America’s Fling With the Kurds Could Cause Turkey and NATO to Split

America’s Fling With the Kurds Could Cause Turkey and NATO to Split, by Mark Perry.

“The U.S.-YPG alliance has poisoned U.S.-Turkish relations,” a senior Turkish official told TAC last week, “and you can’t just pass it off. All right, so you needed the YPG [the Kurdish People’s Defense Units] to defeat ISIS, fine. Mission accomplished. So now, get the YPG out of Manbij. Good God, you’re digging trenches for these people.” …

How badly “poisoned” is the U.S.-Turkey relationship? In fact, Centcom’s dependence on the YPG to carry the fight to ISIS (which includes 2,000 U.S. soldiers deployed in Syria) has so roiled Turkey that a host of influential military officers and their civilian counterparts in NATO have recently warned Secretary of Defense James Mattis that America’s support for the YPG is endangering their alliance’s unity. …

Critics are alarmed by Ankara’s turn toward Russia and “who lost Turkey” talk is in the air. …

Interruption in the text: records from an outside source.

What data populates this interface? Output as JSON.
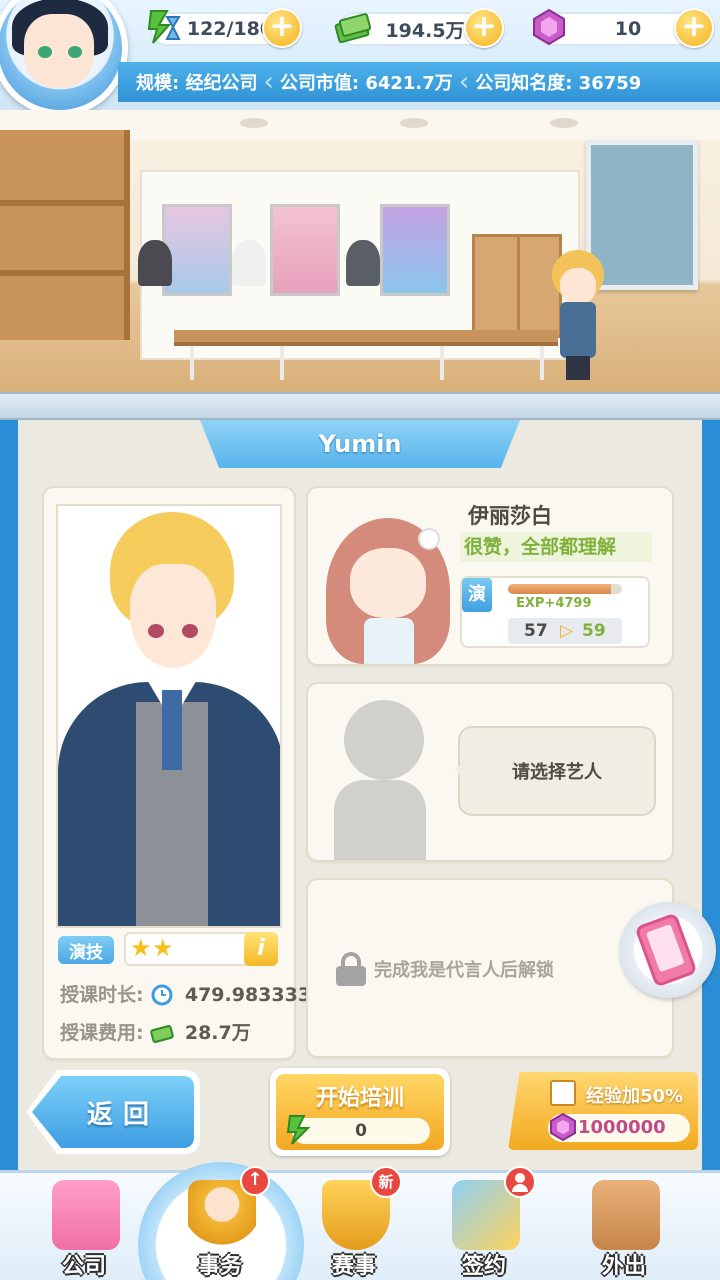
{
  "hud": {
    "stamina": "122/180",
    "money": "194.5万",
    "gems": "10",
    "plus_label": "+",
    "scale": "规模: 经纪公司",
    "market_value": "公司市值: 6421.7万",
    "fame": "公司知名度: 36759"
  },
  "panel": {
    "title": "Yumin"
  },
  "trainee": {
    "skill_label": "演技",
    "stars": 2,
    "info_label": "i",
    "lesson_duration_label": "授课时长:",
    "lesson_duration_value": "479.983333",
    "lesson_fee_label": "授课费用:",
    "lesson_fee_value": "28.7万"
  },
  "teacher": {
    "name": "伊丽莎白",
    "praise": "很赞，全部都理解",
    "skill_tag": "演",
    "exp_gain": "EXP+4799",
    "exp_progress": 0.9,
    "level_from": "57",
    "level_arrow": "▷",
    "level_to": "59"
  },
  "slot2": {
    "prompt": "请选择艺人"
  },
  "slot3": {
    "locked_text": "完成我是代言人后解锁"
  },
  "actions": {
    "back_label": "返回",
    "train_label": "开始培训",
    "train_cost": "0",
    "boost_label": "经验加50%",
    "boost_price": "1000000",
    "boost_checked": false
  },
  "nav": {
    "items": [
      {
        "label": "公司"
      },
      {
        "label": "事务"
      },
      {
        "label": "赛事"
      },
      {
        "label": "签约"
      },
      {
        "label": "外出"
      }
    ],
    "badge_new": "新",
    "badge_up": "↑"
  },
  "colors": {
    "accent_blue": "#3d9ee3",
    "accent_gold": "#f3a722",
    "success_green": "#7fb23a"
  }
}
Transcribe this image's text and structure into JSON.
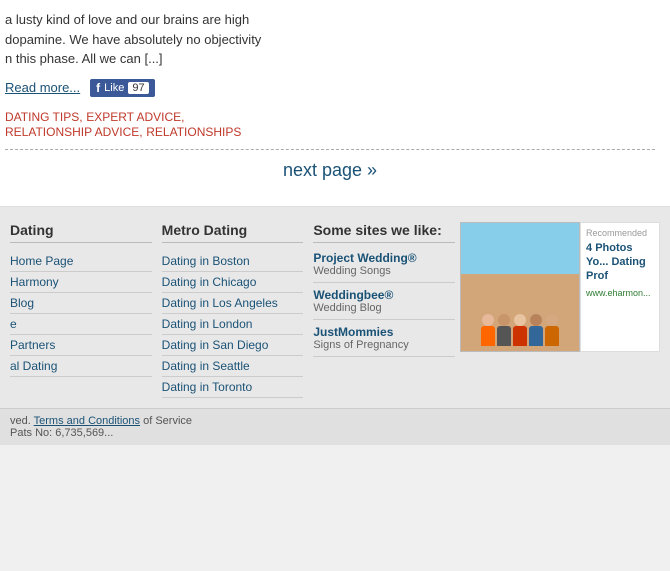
{
  "main": {
    "article": {
      "text_line1": "a lusty kind of love and our brains are high",
      "text_line2": "dopamine. We have absolutely no objectivity",
      "text_line3": "n this phase. All we can [...]",
      "read_more_label": "Read more...",
      "like_label": "Like",
      "like_count": "97",
      "tags": [
        "DATING TIPS",
        "EXPERT ADVICE",
        "RELATIONSHIP ADVICE",
        "RELATIONSHIPS"
      ],
      "next_page_label": "next page »"
    }
  },
  "footer": {
    "dating_col": {
      "title": "Dating",
      "links": [
        "Home Page",
        "Harmony",
        "Blog",
        "e",
        "Partners",
        "al Dating"
      ]
    },
    "metro_col": {
      "title": "Metro Dating",
      "links": [
        "Dating in Boston",
        "Dating in Chicago",
        "Dating in Los Angeles",
        "Dating in London",
        "Dating in San Diego",
        "Dating in Seattle",
        "Dating in Toronto"
      ]
    },
    "sites_col": {
      "title": "Some sites we like:",
      "sites": [
        {
          "name": "Project Wedding®",
          "desc": "Wedding Songs"
        },
        {
          "name": "Weddingbee®",
          "desc": "Wedding Blog"
        },
        {
          "name": "JustMommies",
          "desc": "Signs of Pregnancy"
        }
      ]
    },
    "ad": {
      "recommended_label": "Recommended",
      "title": "4 Photos Yo... Dating Prof",
      "url": "www.eharmon..."
    },
    "bottom_bar": {
      "reserved_text": "ved.",
      "terms_label": "Terms and Conditions",
      "service_text": "of Service",
      "phone_prefix": "Pats No: 6,735,569..."
    }
  }
}
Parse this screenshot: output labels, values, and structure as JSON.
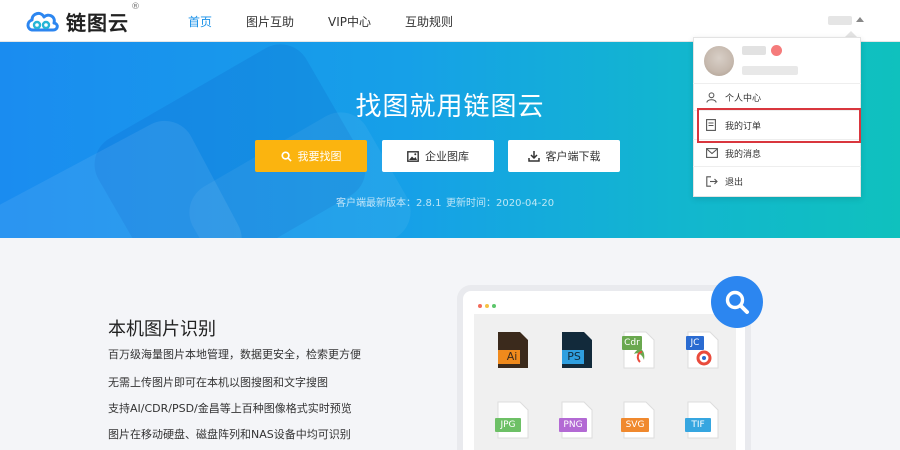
{
  "brand": {
    "name": "链图云",
    "reg": "®",
    "logo_icon": "cloud-logo-icon"
  },
  "nav": {
    "items": [
      {
        "label": "首页",
        "active": true
      },
      {
        "label": "图片互助"
      },
      {
        "label": "VIP中心"
      },
      {
        "label": "互助规则"
      }
    ]
  },
  "hero": {
    "title": "找图就用链图云",
    "buttons": {
      "find": "我要找图",
      "enterprise": "企业图库",
      "download": "客户端下载"
    },
    "version": "客户端最新版本：2.8.1",
    "updated": "更新时间：2020-04-20"
  },
  "feature": {
    "title": "本机图片识别",
    "lines": [
      "百万级海量图片本地管理，数据更安全，检索更方便",
      "无需上传图片即可在本机以图搜图和文字搜图",
      "支持AI/CDR/PSD/金昌等上百种图像格式实时预览",
      "图片在移动硬盘、磁盘阵列和NAS设备中均可识别"
    ]
  },
  "file_icons": [
    {
      "tag": "Ai",
      "color": "#f08a1c"
    },
    {
      "tag": "PS",
      "color": "#2f9fe0"
    },
    {
      "tag": "Cdr",
      "color": "#6aa84f"
    },
    {
      "tag": "JC",
      "color": "#2a6bd1"
    },
    {
      "tag": "JPG",
      "color": "#6dc066"
    },
    {
      "tag": "PNG",
      "color": "#b36ad4"
    },
    {
      "tag": "SVG",
      "color": "#f0892e"
    },
    {
      "tag": "TIF",
      "color": "#36a6e0"
    }
  ],
  "user_menu": {
    "items": [
      {
        "label": "个人中心",
        "icon": "user-icon"
      },
      {
        "label": "我的订单",
        "icon": "order-icon"
      },
      {
        "label": "我的消息",
        "icon": "mail-icon"
      },
      {
        "label": "退出",
        "icon": "logout-icon"
      }
    ],
    "highlight_color": "#d9363e"
  },
  "colors": {
    "accent": "#1890e8",
    "primary_button": "#fbb40f"
  }
}
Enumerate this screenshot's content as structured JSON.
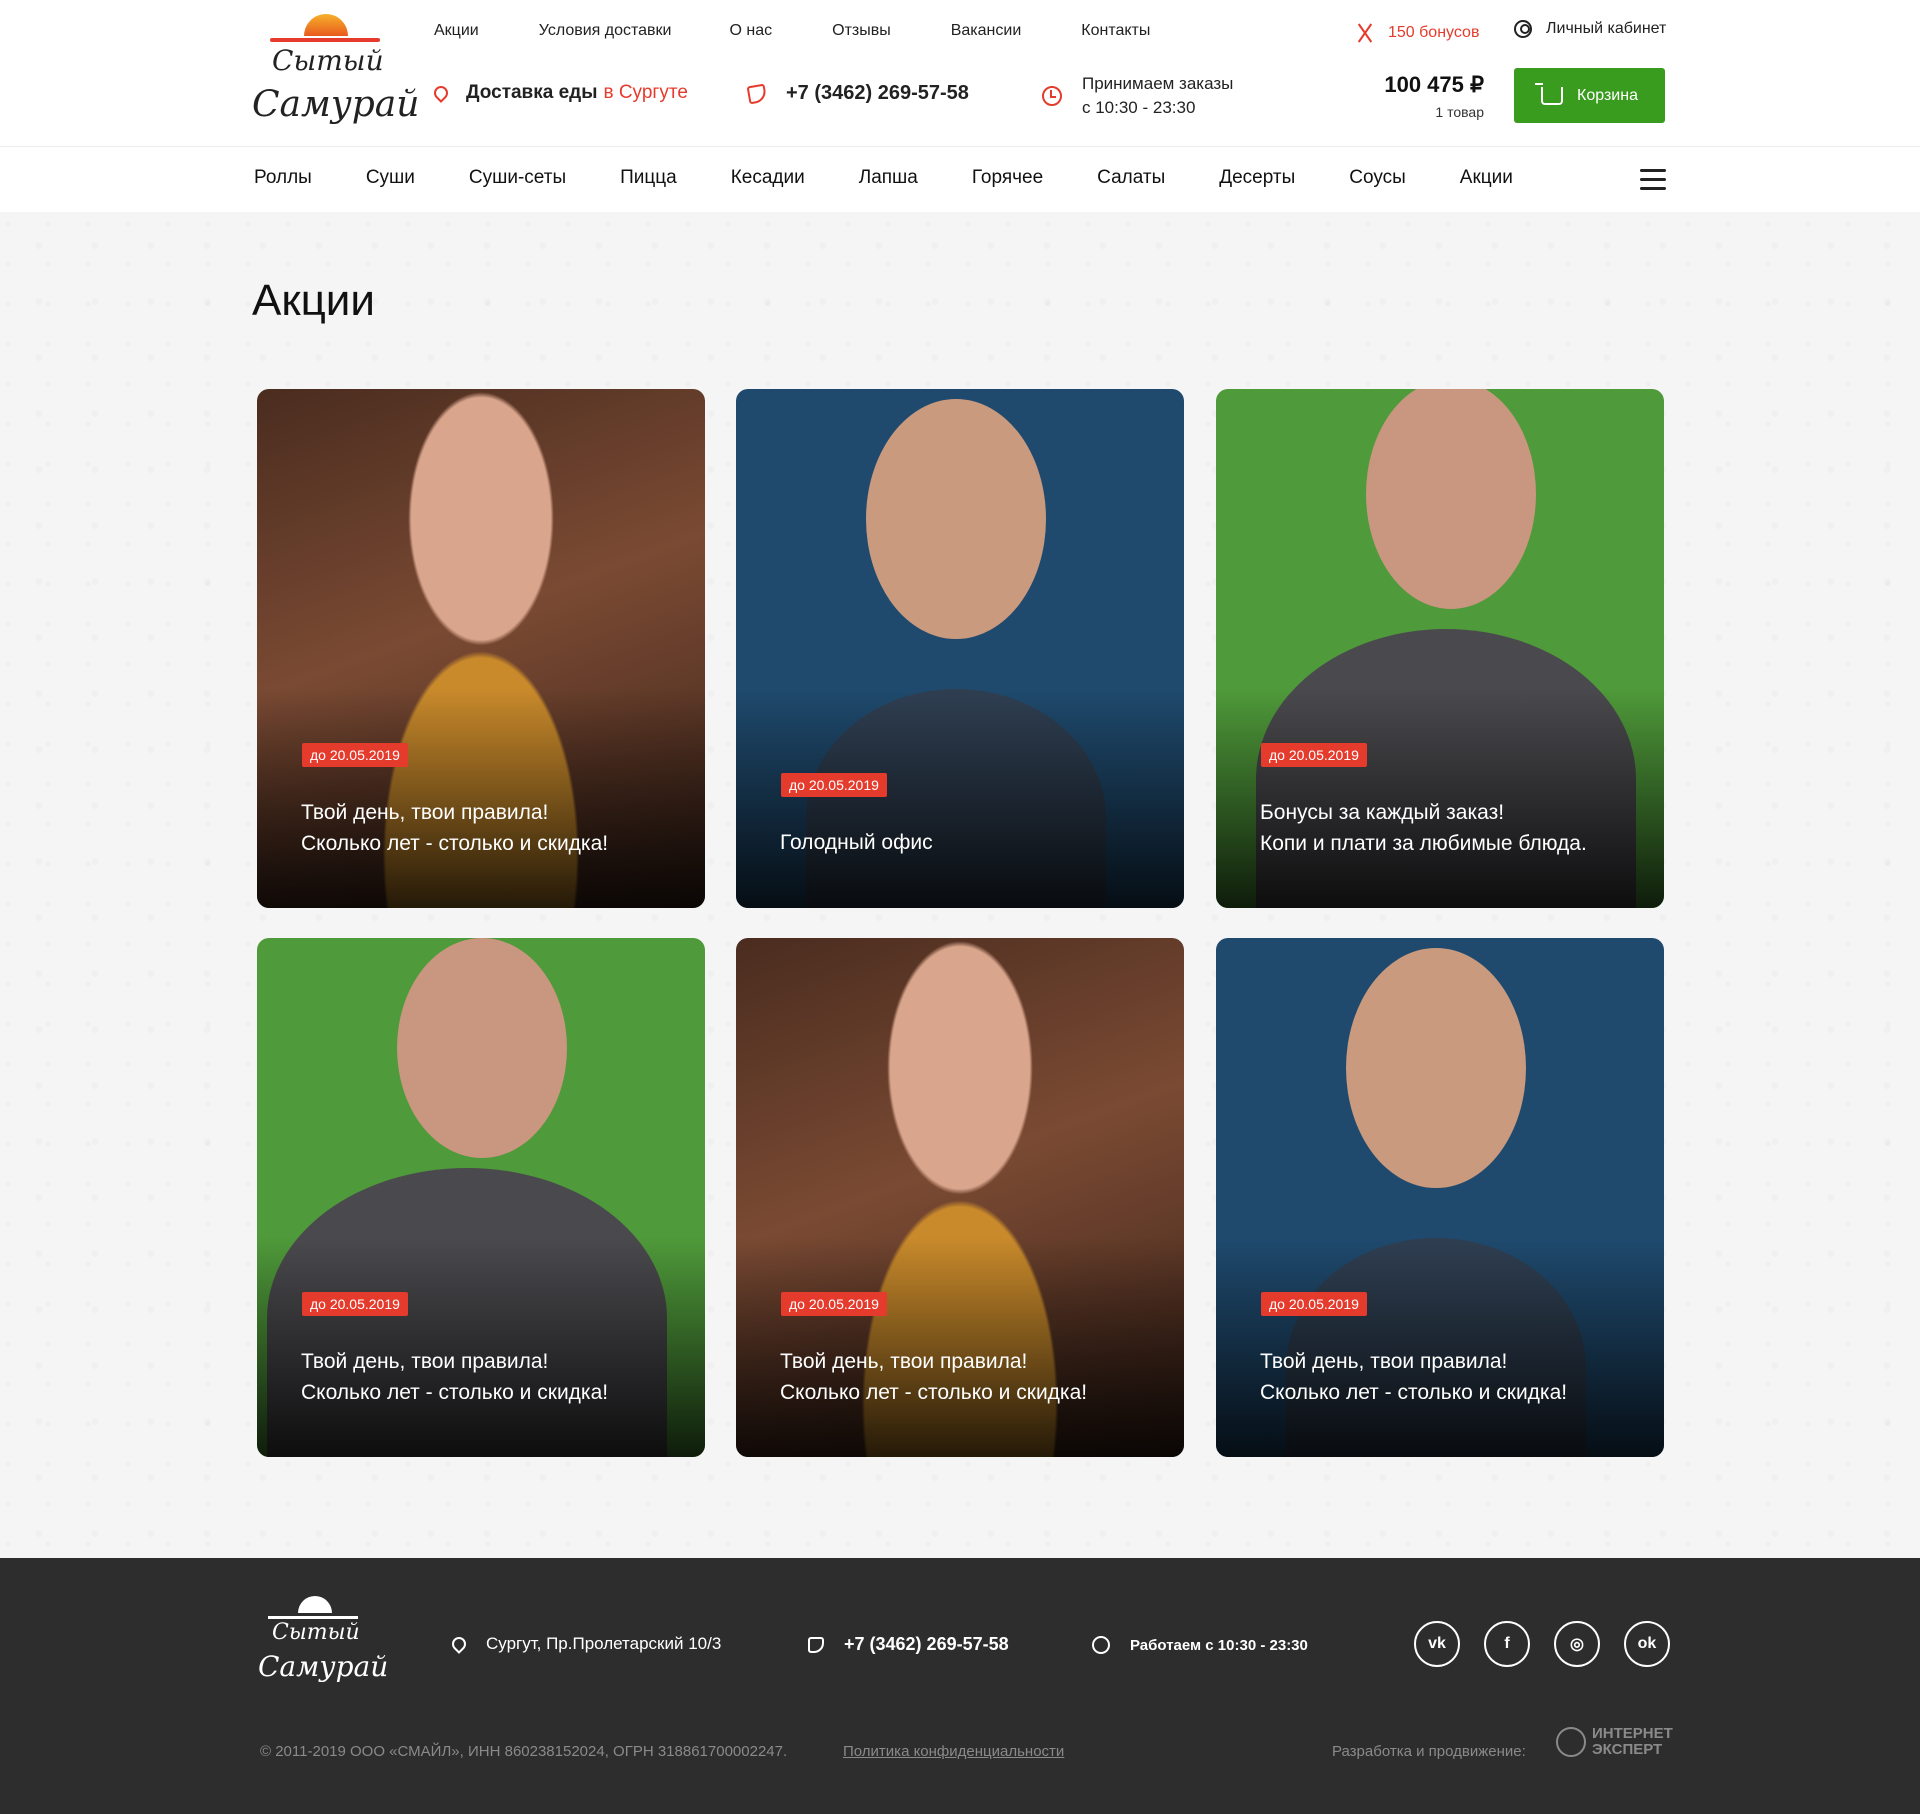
{
  "logo": {
    "line1": "Сытый",
    "line2": "Самурай"
  },
  "topnav": [
    "Акции",
    "Условия доставки",
    "О нас",
    "Отзывы",
    "Вакансии",
    "Контакты"
  ],
  "bonus": {
    "label": "150 бонусов",
    "icon": "chopsticks-icon"
  },
  "account": {
    "label": "Личный кабинет",
    "icon": "user-icon"
  },
  "delivery": {
    "label": "Доставка еды",
    "city": "в Сургуте",
    "icon": "location-pin-icon"
  },
  "phone": {
    "number": "+7 (3462) 269-57-58",
    "icon": "phone-icon"
  },
  "hours": {
    "line1": "Принимаем заказы",
    "line2": "с 10:30 - 23:30",
    "icon": "clock-icon"
  },
  "cart": {
    "total": "100 475 ₽",
    "count": "1 товар",
    "button": "Корзина",
    "icon": "cart-icon"
  },
  "categories": [
    "Роллы",
    "Суши",
    "Суши-сеты",
    "Пицца",
    "Кесадии",
    "Лапша",
    "Горячее",
    "Салаты",
    "Десерты",
    "Соусы",
    "Акции"
  ],
  "page": {
    "title": "Акции"
  },
  "promos": [
    {
      "badge": "до 20.05.2019",
      "line1": "Твой день, твои правила!",
      "line2": "Сколько лет - столько и скидка!"
    },
    {
      "badge": "до 20.05.2019",
      "line1": "Голодный офис",
      "line2": ""
    },
    {
      "badge": "до 20.05.2019",
      "line1": "Бонусы за каждый заказ!",
      "line2": "Копи и плати за любимые блюда."
    },
    {
      "badge": "до 20.05.2019",
      "line1": "Твой день, твои правила!",
      "line2": "Сколько лет - столько и скидка!"
    },
    {
      "badge": "до 20.05.2019",
      "line1": "Твой день, твои правила!",
      "line2": "Сколько лет - столько и скидка!"
    },
    {
      "badge": "до 20.05.2019",
      "line1": "Твой день, твои правила!",
      "line2": "Сколько лет - столько и скидка!"
    }
  ],
  "footer": {
    "address": "Сургут, Пр.Пролетарский 10/3",
    "phone": "+7 (3462) 269-57-58",
    "hours": "Работаем с 10:30 - 23:30",
    "socials": [
      "vk-icon",
      "facebook-icon",
      "instagram-icon",
      "odnoklassniki-icon"
    ],
    "social_glyphs": [
      "vk",
      "f",
      "◎",
      "ok"
    ],
    "copyright": "© 2011-2019  ООО «СМАЙЛ», ИНН 860238152024, ОГРН 318861700002247.",
    "policy": "Политика конфиденциальности",
    "dev_label": "Разработка и продвижение:",
    "dev_brand_1": "ИНТЕРНЕТ",
    "dev_brand_2": "ЭКСПЕРТ"
  },
  "colors": {
    "accent": "#e53b2c",
    "cart_green": "#3a9c1f",
    "footer_bg": "#2d2d2d"
  }
}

Just as crucially, … Turkey has been sidling up to Russia, agreeing to purchase two S-400 surface-to-air missile batteries from Russia for $2.5 billion. The purchase went forward despite U.S. protests that the batteries were not interoperable with NATO systems, a signal from the Turkish government that the U.S. is not the only arms game in town. “No one benefits more from the U.S.-Turkey rift than Russia,” a NATO partisan and Scaparrotti colleague says. “I think Scap has made it clear: the U.S.-Turkey disagreement could well be the greatest political threat to the alliance since France withdrew from the military chain-of-command, back in the ‘60s.”

hat-tip Stephen Neil